Records supplied -

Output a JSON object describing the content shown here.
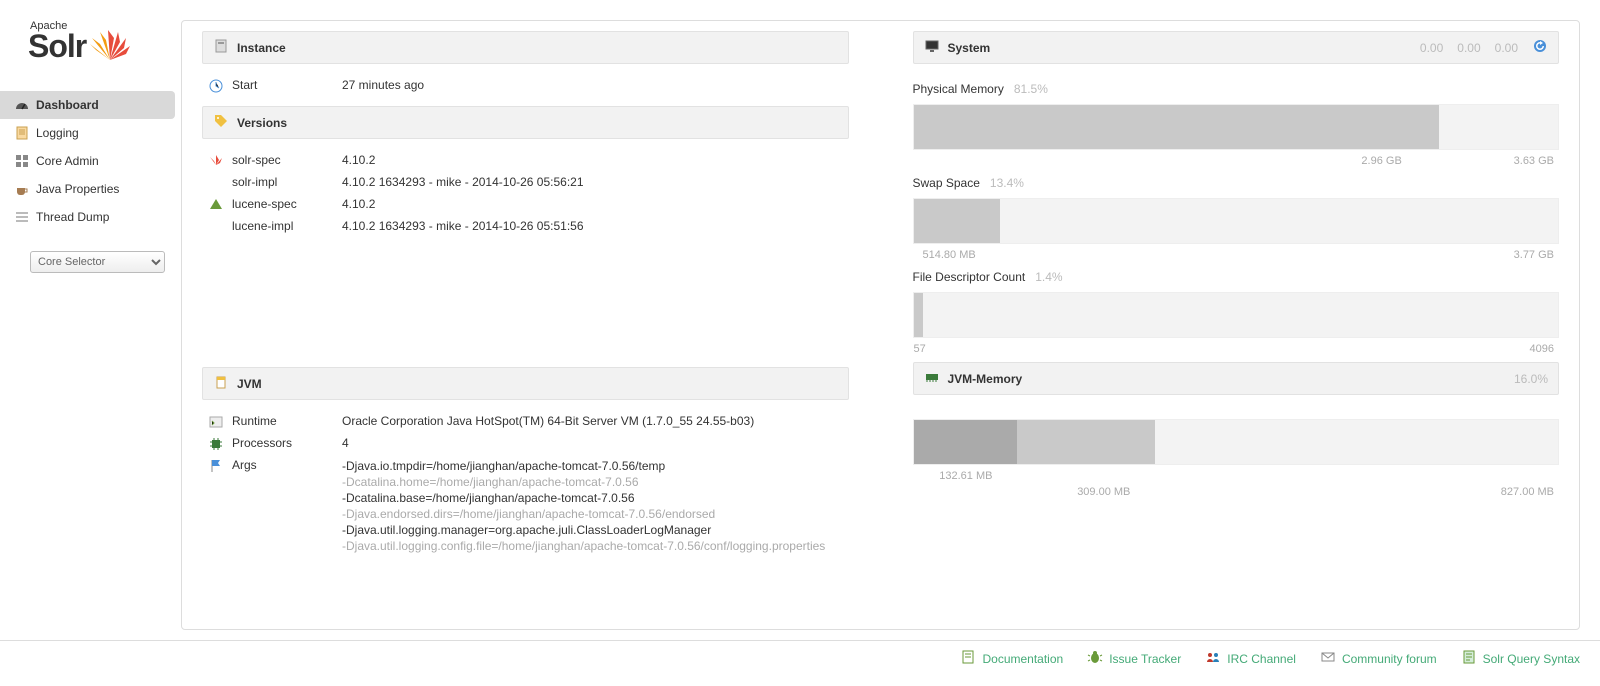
{
  "brand": {
    "apache": "Apache",
    "solr": "Solr"
  },
  "nav": {
    "dashboard": "Dashboard",
    "logging": "Logging",
    "core_admin": "Core Admin",
    "java_properties": "Java Properties",
    "thread_dump": "Thread Dump",
    "core_selector": "Core Selector"
  },
  "instance": {
    "title": "Instance",
    "start_label": "Start",
    "start_value": "27 minutes ago"
  },
  "versions": {
    "title": "Versions",
    "solr_spec_label": "solr-spec",
    "solr_spec": "4.10.2",
    "solr_impl_label": "solr-impl",
    "solr_impl": "4.10.2 1634293 - mike - 2014-10-26 05:56:21",
    "lucene_spec_label": "lucene-spec",
    "lucene_spec": "4.10.2",
    "lucene_impl_label": "lucene-impl",
    "lucene_impl": "4.10.2 1634293 - mike - 2014-10-26 05:51:56"
  },
  "jvm": {
    "title": "JVM",
    "runtime_label": "Runtime",
    "runtime": "Oracle Corporation Java HotSpot(TM) 64-Bit Server VM (1.7.0_55 24.55-b03)",
    "processors_label": "Processors",
    "processors": "4",
    "args_label": "Args",
    "args": [
      {
        "text": "-Djava.io.tmpdir=/home/jianghan/apache-tomcat-7.0.56/temp",
        "dim": false
      },
      {
        "text": "-Dcatalina.home=/home/jianghan/apache-tomcat-7.0.56",
        "dim": true
      },
      {
        "text": "-Dcatalina.base=/home/jianghan/apache-tomcat-7.0.56",
        "dim": false
      },
      {
        "text": "-Djava.endorsed.dirs=/home/jianghan/apache-tomcat-7.0.56/endorsed",
        "dim": true
      },
      {
        "text": "-Djava.util.logging.manager=org.apache.juli.ClassLoaderLogManager",
        "dim": false
      },
      {
        "text": "-Djava.util.logging.config.file=/home/jianghan/apache-tomcat-7.0.56/conf/logging.properties",
        "dim": true
      }
    ]
  },
  "system": {
    "title": "System",
    "loads": [
      "0.00",
      "0.00",
      "0.00"
    ],
    "metrics": [
      {
        "name": "Physical Memory",
        "pct": "81.5%",
        "pct_num": 81.5,
        "used": "2.96 GB",
        "total": "3.63 GB"
      },
      {
        "name": "Swap Space",
        "pct": "13.4%",
        "pct_num": 13.4,
        "used": "514.80 MB",
        "total": "3.77 GB"
      },
      {
        "name": "File Descriptor Count",
        "pct": "1.4%",
        "pct_num": 1.4,
        "used": "57",
        "total": "4096"
      }
    ]
  },
  "jvmmem": {
    "title": "JVM-Memory",
    "pct": "16.0%",
    "used": "132.61 MB",
    "used_pct": 16.0,
    "committed": "309.00 MB",
    "committed_pct": 37.4,
    "max": "827.00 MB"
  },
  "footer": {
    "documentation": "Documentation",
    "issue_tracker": "Issue Tracker",
    "irc": "IRC Channel",
    "forum": "Community forum",
    "query_syntax": "Solr Query Syntax"
  }
}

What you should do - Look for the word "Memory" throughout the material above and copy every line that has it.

Exercise result -
        "name": "Physical Memory",
    "title": "JVM-Memory",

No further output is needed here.